unwilling to go to twenty-five. The deck was initially at twenty-five lands, and that felt insufficient. Often it feels as though the most
difficult games are ones in which the deck stumbles on mana, not the ones where I’m drawing too many mana (though that will occasionally happen).
Andrew’s path through the tournament went like this (according to him):
I know that I’m not able to make it down to Atlanta this weekend, but I wish I were. I’ve racked up a 42-11 record in PTQs and queues on Magic Online
in the last eight or so days with the deck. An 80% win percentage is pretty fabulous (though obviously this number is influenced by the potential
mistakes of opponents that have happened). It seems exceedingly powerful, and I’m really excited for its ability to have a very strong early game and a very strong late game.
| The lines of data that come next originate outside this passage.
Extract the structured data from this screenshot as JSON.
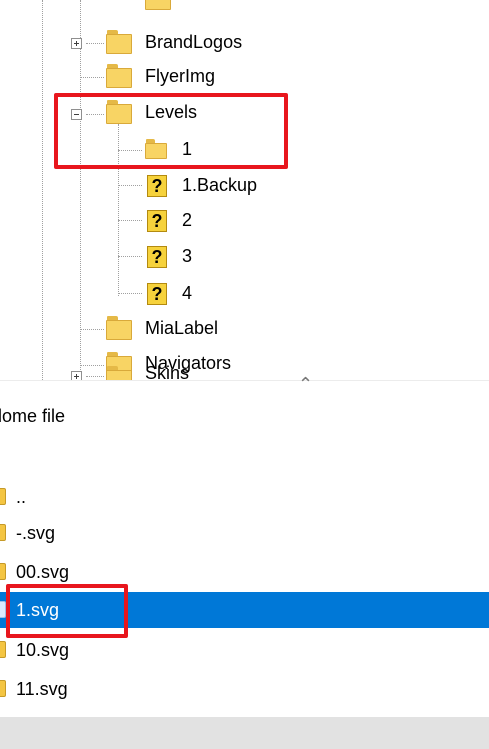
{
  "tree": {
    "items": [
      {
        "label": ""
      },
      {
        "label": "BrandLogos"
      },
      {
        "label": "FlyerImg"
      },
      {
        "label": "Levels"
      },
      {
        "label": "1"
      },
      {
        "label": "1.Backup"
      },
      {
        "label": "2"
      },
      {
        "label": "3"
      },
      {
        "label": "4"
      },
      {
        "label": "MiaLabel"
      },
      {
        "label": "Navigators"
      },
      {
        "label": "Skins"
      }
    ]
  },
  "file_list": {
    "header": "lome file",
    "rows": [
      {
        "name": ".."
      },
      {
        "name": "-.svg"
      },
      {
        "name": "00.svg"
      },
      {
        "name": "1.svg",
        "selected": true
      },
      {
        "name": "10.svg"
      },
      {
        "name": "11.svg"
      }
    ]
  },
  "colors": {
    "selection": "#0078d7",
    "highlight_box": "#e8161d",
    "folder": "#f8d464"
  },
  "icons": {
    "folder": "folder-icon",
    "unknown": "question-mark-icon",
    "expand": "plus-box-icon",
    "collapse": "minus-box-icon"
  }
}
This is the kind of thing that I’ve tended to build into my red decks in their sideboarding, and so it is
exciting that that is possible in the main deck (largely because of the “build your own megamonster” nature of the creatures). One of the risks of
doing this is shifting your deck into too much of a midrange aggro deck instead of being a more pure aggro deck, but this deck seems to manage to be
able to have its cake and eat it too.
Certainly, it isn’t as pure as the deck that won Indiana, which definitely means that it has weaknesses in comparison (my Jund matchup count, for
example, is 5-3, while I bet that its Jund matchup is probably better), but I like, overall, how much more flexible my build of Red is by shifting it
fully into being a Demigod Red deck.
If you’d like to ask me any questions about this list, you should make sure to contact me on my official Facebook page for Magic. I check in on it very regularly, and
generally also look for help from others in the community as well. I know that after talking to people on my page, I was talked out of using Fulminator
Mage in the sideboard of this deck. Even though I have less time to dedicate to playing as much Magic as I’d like, I always try to make sure I have my
finger on the pulse of things, and that’s certainly one way.
As more and more of the spoiler for the new set comes out, I’m sure that the Magic world is going to radically change very quickly. Strike while the
iron is hot! This deck is sizzling, and you should take advantage of it while you still can!
Until next time,